◆ **WHAT IS REQUIRED**: Filter out every line below that lacks "استعلام", and copy the rest.

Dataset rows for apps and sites

--*--

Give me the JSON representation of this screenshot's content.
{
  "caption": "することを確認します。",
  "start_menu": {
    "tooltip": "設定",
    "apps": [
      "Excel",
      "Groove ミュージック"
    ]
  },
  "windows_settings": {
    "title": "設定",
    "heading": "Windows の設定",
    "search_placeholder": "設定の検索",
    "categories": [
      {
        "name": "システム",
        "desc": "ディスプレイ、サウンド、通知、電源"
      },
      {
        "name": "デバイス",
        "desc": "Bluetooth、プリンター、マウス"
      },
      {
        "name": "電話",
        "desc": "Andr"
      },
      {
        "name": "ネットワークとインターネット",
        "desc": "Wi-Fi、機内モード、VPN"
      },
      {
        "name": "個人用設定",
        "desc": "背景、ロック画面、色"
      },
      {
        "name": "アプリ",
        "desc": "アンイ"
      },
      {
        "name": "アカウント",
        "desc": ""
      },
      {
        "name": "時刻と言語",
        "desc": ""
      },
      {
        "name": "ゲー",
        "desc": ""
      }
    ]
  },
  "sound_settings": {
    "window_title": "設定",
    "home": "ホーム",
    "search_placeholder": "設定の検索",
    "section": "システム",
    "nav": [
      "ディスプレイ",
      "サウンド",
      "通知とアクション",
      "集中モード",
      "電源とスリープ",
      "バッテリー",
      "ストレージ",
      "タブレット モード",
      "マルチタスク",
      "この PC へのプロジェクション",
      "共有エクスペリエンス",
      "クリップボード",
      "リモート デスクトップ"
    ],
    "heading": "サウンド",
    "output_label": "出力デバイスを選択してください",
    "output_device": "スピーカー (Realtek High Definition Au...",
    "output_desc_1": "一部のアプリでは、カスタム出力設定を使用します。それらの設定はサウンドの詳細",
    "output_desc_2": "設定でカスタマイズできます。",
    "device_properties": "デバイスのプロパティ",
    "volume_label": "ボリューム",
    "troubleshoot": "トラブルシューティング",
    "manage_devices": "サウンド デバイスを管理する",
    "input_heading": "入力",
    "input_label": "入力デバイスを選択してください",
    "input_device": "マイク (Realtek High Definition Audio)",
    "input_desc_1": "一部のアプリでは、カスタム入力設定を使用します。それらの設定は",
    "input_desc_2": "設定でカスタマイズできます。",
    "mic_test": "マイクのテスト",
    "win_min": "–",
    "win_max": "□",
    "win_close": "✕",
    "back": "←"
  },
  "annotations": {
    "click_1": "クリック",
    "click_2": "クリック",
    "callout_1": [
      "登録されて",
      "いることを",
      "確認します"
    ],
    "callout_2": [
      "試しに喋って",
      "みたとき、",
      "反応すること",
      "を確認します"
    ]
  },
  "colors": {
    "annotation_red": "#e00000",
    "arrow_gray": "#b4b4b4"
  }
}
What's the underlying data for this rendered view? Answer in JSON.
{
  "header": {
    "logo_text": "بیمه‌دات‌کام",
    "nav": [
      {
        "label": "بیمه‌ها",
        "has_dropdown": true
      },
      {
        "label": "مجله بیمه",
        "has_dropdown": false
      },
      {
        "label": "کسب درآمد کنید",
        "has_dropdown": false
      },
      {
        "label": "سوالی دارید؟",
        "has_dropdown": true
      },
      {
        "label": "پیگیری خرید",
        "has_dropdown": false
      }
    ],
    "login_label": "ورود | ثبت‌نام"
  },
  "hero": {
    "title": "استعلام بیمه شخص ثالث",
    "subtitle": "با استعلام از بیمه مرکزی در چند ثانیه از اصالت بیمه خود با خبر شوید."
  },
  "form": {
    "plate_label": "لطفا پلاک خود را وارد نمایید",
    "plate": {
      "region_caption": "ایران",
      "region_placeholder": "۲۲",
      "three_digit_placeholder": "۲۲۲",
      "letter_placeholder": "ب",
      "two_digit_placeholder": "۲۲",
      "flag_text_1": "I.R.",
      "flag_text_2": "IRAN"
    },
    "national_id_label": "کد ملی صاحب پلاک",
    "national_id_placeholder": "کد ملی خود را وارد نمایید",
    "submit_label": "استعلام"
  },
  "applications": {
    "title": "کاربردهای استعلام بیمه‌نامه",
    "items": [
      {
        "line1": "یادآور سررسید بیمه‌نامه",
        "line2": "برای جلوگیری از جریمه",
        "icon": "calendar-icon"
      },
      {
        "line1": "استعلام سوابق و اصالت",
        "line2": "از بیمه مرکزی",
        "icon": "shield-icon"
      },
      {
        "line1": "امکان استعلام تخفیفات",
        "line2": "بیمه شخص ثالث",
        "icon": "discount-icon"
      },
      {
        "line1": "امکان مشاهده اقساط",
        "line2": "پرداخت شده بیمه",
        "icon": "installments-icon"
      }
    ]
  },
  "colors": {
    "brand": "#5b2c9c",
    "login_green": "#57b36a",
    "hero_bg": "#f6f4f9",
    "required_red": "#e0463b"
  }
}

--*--

◆ **YOUR SOLUTION**:
    "title": "استعلام بیمه شخص ثالث",
    "subtitle": "با استعلام از بیمه مرکزی در چند ثانیه از اصالت بیمه خود با خبر شوید."
    "submit_label": "استعلام"
    "title": "کاربردهای استعلام بیمه‌نامه",
        "line1": "استعلام سوابق و اصالت",
        "line1": "امکان استعلام تخفیفات",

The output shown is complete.